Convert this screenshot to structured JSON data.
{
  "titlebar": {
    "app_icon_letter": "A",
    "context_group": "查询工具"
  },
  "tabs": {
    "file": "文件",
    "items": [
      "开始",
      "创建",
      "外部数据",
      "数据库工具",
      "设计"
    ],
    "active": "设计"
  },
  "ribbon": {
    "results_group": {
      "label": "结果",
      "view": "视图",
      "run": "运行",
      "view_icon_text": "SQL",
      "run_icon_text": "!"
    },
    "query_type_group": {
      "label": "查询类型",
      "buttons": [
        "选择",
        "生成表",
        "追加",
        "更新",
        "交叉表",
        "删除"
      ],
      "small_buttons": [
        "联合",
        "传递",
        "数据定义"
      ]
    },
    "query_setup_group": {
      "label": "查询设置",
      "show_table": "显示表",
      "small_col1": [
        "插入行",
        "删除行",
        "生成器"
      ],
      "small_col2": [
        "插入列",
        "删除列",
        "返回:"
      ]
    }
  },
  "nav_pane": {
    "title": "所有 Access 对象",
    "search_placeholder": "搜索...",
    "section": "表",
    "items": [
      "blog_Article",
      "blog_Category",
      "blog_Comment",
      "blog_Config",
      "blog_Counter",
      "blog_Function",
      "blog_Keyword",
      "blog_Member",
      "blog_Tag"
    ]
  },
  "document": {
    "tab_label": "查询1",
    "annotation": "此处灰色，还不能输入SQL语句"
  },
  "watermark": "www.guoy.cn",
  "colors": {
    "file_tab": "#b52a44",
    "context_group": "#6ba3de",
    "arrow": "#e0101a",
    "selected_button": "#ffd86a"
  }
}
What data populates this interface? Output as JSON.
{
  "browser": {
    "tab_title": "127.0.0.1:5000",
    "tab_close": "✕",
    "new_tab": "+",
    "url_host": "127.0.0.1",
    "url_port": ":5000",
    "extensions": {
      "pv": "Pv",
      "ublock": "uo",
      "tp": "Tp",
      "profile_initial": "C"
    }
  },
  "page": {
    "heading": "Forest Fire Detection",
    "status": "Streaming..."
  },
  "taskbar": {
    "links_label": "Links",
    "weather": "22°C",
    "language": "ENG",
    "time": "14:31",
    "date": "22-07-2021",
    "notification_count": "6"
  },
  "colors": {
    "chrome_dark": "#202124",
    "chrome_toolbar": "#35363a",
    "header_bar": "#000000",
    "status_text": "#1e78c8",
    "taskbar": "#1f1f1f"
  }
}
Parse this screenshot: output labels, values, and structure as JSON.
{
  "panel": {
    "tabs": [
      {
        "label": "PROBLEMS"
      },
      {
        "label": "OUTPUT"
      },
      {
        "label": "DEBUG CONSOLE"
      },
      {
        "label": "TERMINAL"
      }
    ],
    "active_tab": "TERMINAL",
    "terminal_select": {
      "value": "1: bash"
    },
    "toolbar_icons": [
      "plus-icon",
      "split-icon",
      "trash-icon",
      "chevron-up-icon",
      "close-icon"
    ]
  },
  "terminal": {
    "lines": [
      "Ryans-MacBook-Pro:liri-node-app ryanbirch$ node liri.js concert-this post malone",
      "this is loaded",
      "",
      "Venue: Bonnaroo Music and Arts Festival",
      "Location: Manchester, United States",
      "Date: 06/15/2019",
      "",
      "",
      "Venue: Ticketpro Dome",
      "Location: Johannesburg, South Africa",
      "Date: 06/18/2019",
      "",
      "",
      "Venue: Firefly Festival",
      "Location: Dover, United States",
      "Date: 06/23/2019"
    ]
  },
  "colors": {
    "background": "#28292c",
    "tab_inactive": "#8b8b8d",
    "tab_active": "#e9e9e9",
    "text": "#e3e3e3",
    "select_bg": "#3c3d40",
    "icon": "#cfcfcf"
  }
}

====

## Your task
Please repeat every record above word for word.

## Solution to this problem
Convert this screenshot to structured JSON data.
{
  "titlebar": {
    "app_icon_letter": "A",
    "context_group": "查询工具"
  },
  "tabs": {
    "file": "文件",
    "items": [
      "开始",
      "创建",
      "外部数据",
      "数据库工具",
      "设计"
    ],
    "active": "设计"
  },
  "ribbon": {
    "results_group": {
      "label": "结果",
      "view": "视图",
      "run": "运行",
      "view_icon_text": "SQL",
      "run_icon_text": "!"
    },
    "query_type_group": {
      "label": "查询类型",
      "buttons": [
        "选择",
        "生成表",
        "追加",
        "更新",
        "交叉表",
        "删除"
      ],
      "small_buttons": [
        "联合",
        "传递",
        "数据定义"
      ]
    },
    "query_setup_group": {
      "label": "查询设置",
      "show_table": "显示表",
      "small_col1": [
        "插入行",
        "删除行",
        "生成器"
      ],
      "small_col2": [
        "插入列",
        "删除列",
        "返回:"
      ]
    }
  },
  "nav_pane": {
    "title": "所有 Access 对象",
    "search_placeholder": "搜索...",
    "section": "表",
    "items": [
      "blog_Article",
      "blog_Category",
      "blog_Comment",
      "blog_Config",
      "blog_Counter",
      "blog_Function",
      "blog_Keyword",
      "blog_Member",
      "blog_Tag"
    ]
  },
  "document": {
    "tab_label": "查询1",
    "annotation": "此处灰色，还不能输入SQL语句"
  },
  "watermark": "www.guoy.cn",
  "colors": {
    "file_tab": "#b52a44",
    "context_group": "#6ba3de",
    "arrow": "#e0101a",
    "selected_button": "#ffd86a"
  }
}
What data populates this interface? Output as JSON.
{
  "browser": {
    "tab_title": "127.0.0.1:5000",
    "tab_close": "✕",
    "new_tab": "+",
    "url_host": "127.0.0.1",
    "url_port": ":5000",
    "extensions": {
      "pv": "Pv",
      "ublock": "uo",
      "tp": "Tp",
      "profile_initial": "C"
    }
  },
  "page": {
    "heading": "Forest Fire Detection",
    "status": "Streaming..."
  },
  "taskbar": {
    "links_label": "Links",
    "weather": "22°C",
    "language": "ENG",
    "time": "14:31",
    "date": "22-07-2021",
    "notification_count": "6"
  },
  "colors": {
    "chrome_dark": "#202124",
    "chrome_toolbar": "#35363a",
    "header_bar": "#000000",
    "status_text": "#1e78c8",
    "taskbar": "#1f1f1f"
  }
}
Parse this screenshot: output labels, values, and structure as JSON.
{
  "panel": {
    "tabs": [
      {
        "label": "PROBLEMS"
      },
      {
        "label": "OUTPUT"
      },
      {
        "label": "DEBUG CONSOLE"
      },
      {
        "label": "TERMINAL"
      }
    ],
    "active_tab": "TERMINAL",
    "terminal_select": {
      "value": "1: bash"
    },
    "toolbar_icons": [
      "plus-icon",
      "split-icon",
      "trash-icon",
      "chevron-up-icon",
      "close-icon"
    ]
  },
  "terminal": {
    "lines": [
      "Ryans-MacBook-Pro:liri-node-app ryanbirch$ node liri.js concert-this post malone",
      "this is loaded",
      "",
      "Venue: Bonnaroo Music and Arts Festival",
      "Location: Manchester, United States",
      "Date: 06/15/2019",
      "",
      "",
      "Venue: Ticketpro Dome",
      "Location: Johannesburg, South Africa",
      "Date: 06/18/2019",
      "",
      "",
      "Venue: Firefly Festival",
      "Location: Dover, United States",
      "Date: 06/23/2019"
    ]
  },
  "colors": {
    "background": "#28292c",
    "tab_inactive": "#8b8b8d",
    "tab_active": "#e9e9e9",
    "text": "#e3e3e3",
    "select_bg": "#3c3d40",
    "icon": "#cfcfcf"
  }
}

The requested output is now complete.